Robert Henry De Niro, Sr.
|Birthplace:||Syracuse, NY, USA|
|Death:||Died in New York, NY, USA|
|Cause of death:||Cancer|
|Place of Burial:||Kensico Cemetery|
|Occupation:||Abstract expressionist painter and sculpter|
|Managed by:||Ric Dickinson|
Historical records matching Robert Henry De Niro, Sr.
About Robert Henry De Niro, Sr.
Robert Henry De Niro, Sr. (January 17, 1922 – May 3, 1993) was an American abstract expressionist painter and the father of actor Robert De Niro.
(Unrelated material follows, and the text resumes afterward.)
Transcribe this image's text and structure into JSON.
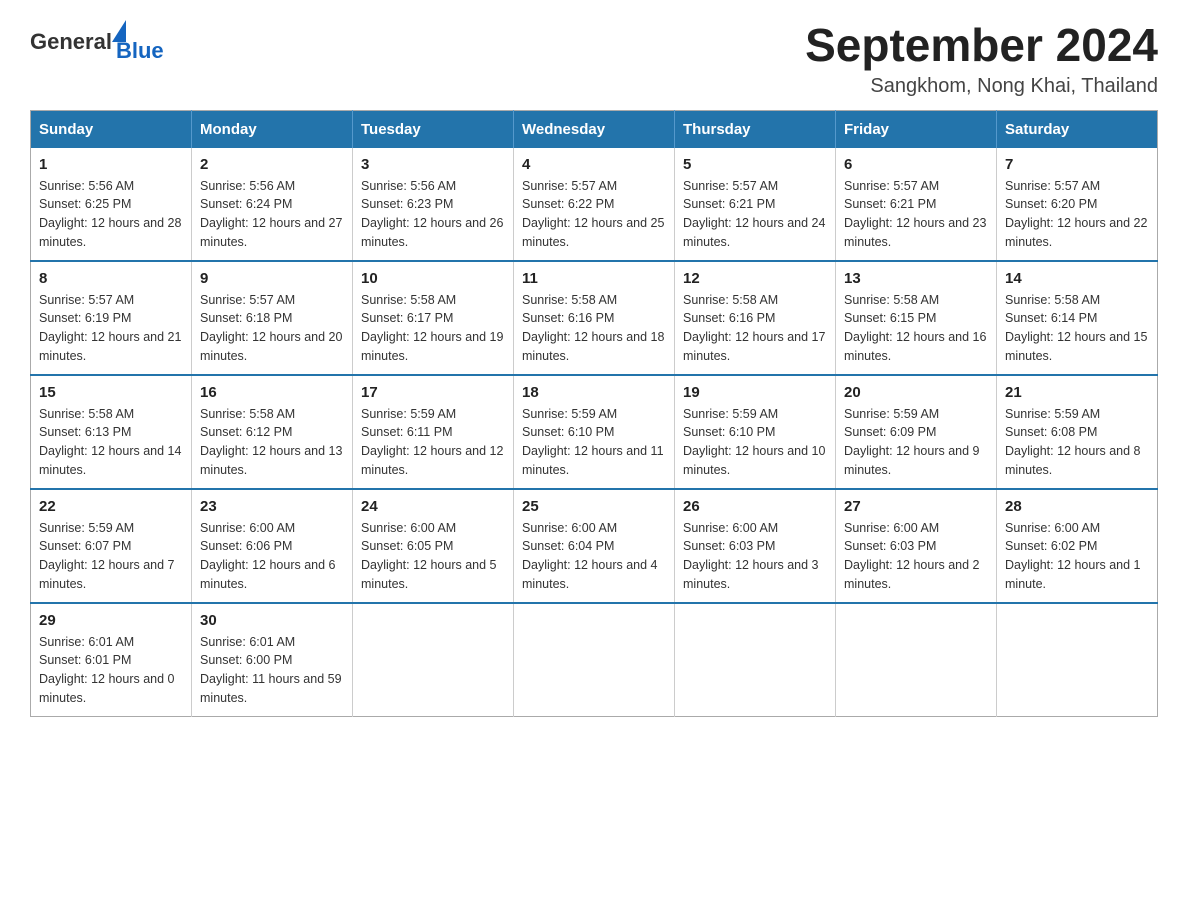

Robert De Niro, Sr., was born in Syracuse, New York, to an Italian-American father, Henry Martin De Niro (1897–1976), whose parents emigrated from Ferrazzano, in the province of Campobasso, Molise, and an Irish American mother, Helen M. (née O'Reilly; 1899–1999). He was the eldest of three children; he and siblings John and Joan were raised in Syracuse, NY. Robert De Niro Sr. studied at the renowned Black Mountain College under Josef Albers from 1939 to 1940. While Albers' highly analytical approach to painting did not appeal to De Niro's more instinctive style, the experience and international perspective of the Bauhaus master nonetheless left a lasting impression. De Niro studied with Hans Hofmann at his Provincetown, Massachusetts summer school. Hoffman's teaching, focused on Abstract Expressionism and Cubist formalism, had a strong influence on De Niro's development as a mature artist.
At Hofmann's summer school, he met fellow student Virginia Admiral, whom he married in 1942. The couple moved into a large, airy loft in New York's Greenwich Village, where they were able to paint. They surrounded themselves with an illustrious circle of friends, including writers Anaïs Nin and Henry Miller, playwright Tennessee Williams, and the actress and famous Berlin dancer Valeska Gert. Admiral and De Niro separated shortly after their son, Robert De Niro, Jr., was born in August 1943.
De Niro attended Black Mountain College in the 1950s. Being a self-proclaimed perfectionist, De Niro painted and repainted his canvases again and again. He would do hundreds of studies before he decided to paint the subject.
In 1945, De Niro was included in the Fall exhibition at Peggy Guggenheim's Art of This Century Gallery on 57th Street in New York. Reviews of the exhibition praised the work of De Niro as well as Jackson Pollock and Mark Rothko. He had his first solo exhibition at Art of This Century the following year.
De Niro had a series of solo exhibitions in the 1950's at the Charles Egan Gallery in New York, which exhibited the work of Willem de Kooning and other early abstract expressionist artists. By the mid- 1950's, De Niro was regularly included in important group exhibitions such as the Whitney Annual, the Stable Annual, and the Jewish Museum.
From 1961-1964, De Niro traveled to France to paint in Paris and in the surrounding countryside. Collector Joseph Hirshhorn purchased a number of the artist's paintings and works on paper during this period through De Niro's gallerist, Virginia Zabriskie which are now in the permanent collection of the Hirshhorn Museum and Sculpture Garden in Washington, DC. In 1968, he was awarded a Guggenheim Fellowship.
Throughout the 1970s and 1980s, De Niro continued to exhibit in museums and galleries throughout the United States, including New York, San Francisco, Kansas City, Los Angeles, Washington, D.C. He taught at several art schools and colleges including the Cooper Union, the New School for Social Research, the School of Visual Arts, and East Michigan State College.
His work is included in several museum collections including the Brooklyn Museum, Baltimore Museum of Art, Mint Museum, Hirshhorn Museum, Kansas City Art Institute, and the Yellowstone Museum Art Center.
Robert De Niro was a visiting artist at Michigan State University's Department of Art in the early 1960s.
In 2007, son Robert De Niro threatened legal action against the Benucci S.r.l. art gallery, in Rome, Italy, after it allegedly took a number of his father's paintings from a New York arthouse to settle a $5 million debt.
Robert De Niro, Sr., died of cancer at age 71, on the morning of Monday, May 3, 1993, in New York City. He is interred at Kensico Cemetery in Valhalla, New York. The film A Bronx Tale was dedicated to him after his death; it was the directorial debut of his son, Robert De Niro, Jr.